Entries from a dataset of interfaces
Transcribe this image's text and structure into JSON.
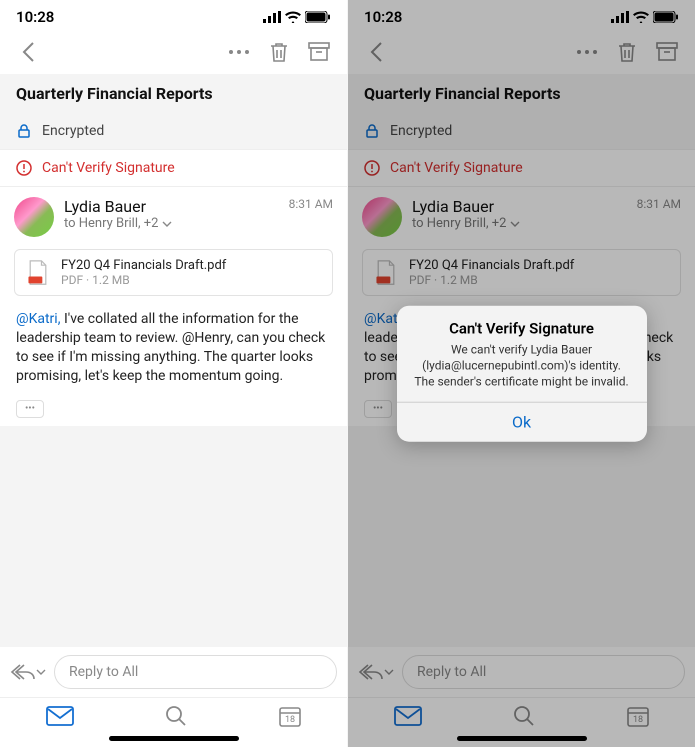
{
  "status": {
    "time": "10:28"
  },
  "subject": "Quarterly Financial Reports",
  "banners": {
    "encrypted": "Encrypted",
    "error": "Can't Verify Signature"
  },
  "message": {
    "from": "Lydia Bauer",
    "to_line": "to Henry Brill, +2",
    "time": "8:31 AM",
    "attachment": {
      "name": "FY20 Q4 Financials Draft.pdf",
      "meta": "PDF · 1.2 MB"
    },
    "mention1": "@Katri,",
    "body_after1": " I've collated all the information for the leadership team to review. @Henry, can you check to see if I'm missing anything. The quarter looks promising, let's keep the momentum going.",
    "body_truncated": " I've collated all the information for the leadership team to review. @Henry, can you check to see if I'm missing anything. The quarter looks promising, let's keep the momentum going."
  },
  "reply": {
    "placeholder": "Reply to All"
  },
  "calendar_day": "18",
  "alert": {
    "title": "Can't Verify Signature",
    "message": "We can't verify Lydia Bauer (lydia@lucernepubintl.com)'s identity. The sender's certificate might be invalid.",
    "ok": "Ok"
  }
}
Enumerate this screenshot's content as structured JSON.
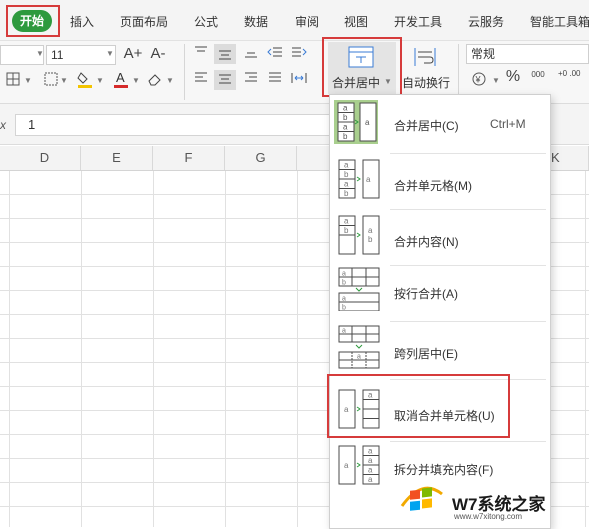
{
  "menubar": {
    "tabs": [
      "开始",
      "插入",
      "页面布局",
      "公式",
      "数据",
      "审阅",
      "视图",
      "开发工具",
      "云服务",
      "智能工具箱"
    ]
  },
  "ribbon": {
    "font_size": "11",
    "merge_label": "合并居中",
    "wrap_label": "自动换行",
    "number_format": "常规",
    "font_grow_icon": "A+",
    "font_shrink_icon": "A-",
    "percent_icon": "%",
    "thousands_icon": "000",
    "decimal_icon": "+0 .00"
  },
  "formula": {
    "name_marker": "x",
    "value": "1"
  },
  "columns": [
    "D",
    "E",
    "F",
    "G",
    "K"
  ],
  "dropdown": {
    "items": [
      {
        "label": "合并居中(C)",
        "shortcut": "Ctrl+M"
      },
      {
        "label": "合并单元格(M)",
        "shortcut": ""
      },
      {
        "label": "合并内容(N)",
        "shortcut": ""
      },
      {
        "label": "按行合并(A)",
        "shortcut": ""
      },
      {
        "label": "跨列居中(E)",
        "shortcut": ""
      },
      {
        "label": "取消合并单元格(U)",
        "shortcut": ""
      },
      {
        "label": "拆分并填充内容(F)",
        "shortcut": ""
      }
    ],
    "thumb_letters": [
      "a",
      "b"
    ]
  },
  "watermark": {
    "text": "W7系统之家",
    "url": "www.w7xitong.com"
  },
  "colors": {
    "accent_green": "#2e9a3e",
    "highlight_red": "#d63b3b",
    "thumb_highlight": "#a9cf8e"
  }
}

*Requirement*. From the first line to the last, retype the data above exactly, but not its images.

*Result*.
Transcribe this image's text and structure into JSON.
{
  "status": {
    "time": "10:28"
  },
  "subject": "Quarterly Financial Reports",
  "banners": {
    "encrypted": "Encrypted",
    "error": "Can't Verify Signature"
  },
  "message": {
    "from": "Lydia Bauer",
    "to_line": "to Henry Brill, +2",
    "time": "8:31 AM",
    "attachment": {
      "name": "FY20 Q4 Financials Draft.pdf",
      "meta": "PDF · 1.2 MB"
    },
    "mention1": "@Katri,",
    "body_after1": " I've collated all the information for the leadership team to review. @Henry, can you check to see if I'm missing anything. The quarter looks promising, let's keep the momentum going.",
    "body_truncated": " I've collated all the information for the leadership team to review. @Henry, can you check to see if I'm missing anything. The quarter looks promising, let's keep the momentum going."
  },
  "reply": {
    "placeholder": "Reply to All"
  },
  "calendar_day": "18",
  "alert": {
    "title": "Can't Verify Signature",
    "message": "We can't verify Lydia Bauer (lydia@lucernepubintl.com)'s identity. The sender's certificate might be invalid.",
    "ok": "Ok"
  }
}
Enumerate this screenshot's content as structured JSON.
{
  "menubar": {
    "tabs": [
      "开始",
      "插入",
      "页面布局",
      "公式",
      "数据",
      "审阅",
      "视图",
      "开发工具",
      "云服务",
      "智能工具箱"
    ]
  },
  "ribbon": {
    "font_size": "11",
    "merge_label": "合并居中",
    "wrap_label": "自动换行",
    "number_format": "常规",
    "font_grow_icon": "A+",
    "font_shrink_icon": "A-",
    "percent_icon": "%",
    "thousands_icon": "000",
    "decimal_icon": "+0 .00"
  },
  "formula": {
    "name_marker": "x",
    "value": "1"
  },
  "columns": [
    "D",
    "E",
    "F",
    "G",
    "K"
  ],
  "dropdown": {
    "items": [
      {
        "label": "合并居中(C)",
        "shortcut": "Ctrl+M"
      },
      {
        "label": "合并单元格(M)",
        "shortcut": ""
      },
      {
        "label": "合并内容(N)",
        "shortcut": ""
      },
      {
        "label": "按行合并(A)",
        "shortcut": ""
      },
      {
        "label": "跨列居中(E)",
        "shortcut": ""
      },
      {
        "label": "取消合并单元格(U)",
        "shortcut": ""
      },
      {
        "label": "拆分并填充内容(F)",
        "shortcut": ""
      }
    ],
    "thumb_letters": [
      "a",
      "b"
    ]
  },
  "watermark": {
    "text": "W7系统之家",
    "url": "www.w7xitong.com"
  },
  "colors": {
    "accent_green": "#2e9a3e",
    "highlight_red": "#d63b3b",
    "thumb_highlight": "#a9cf8e"
  }
}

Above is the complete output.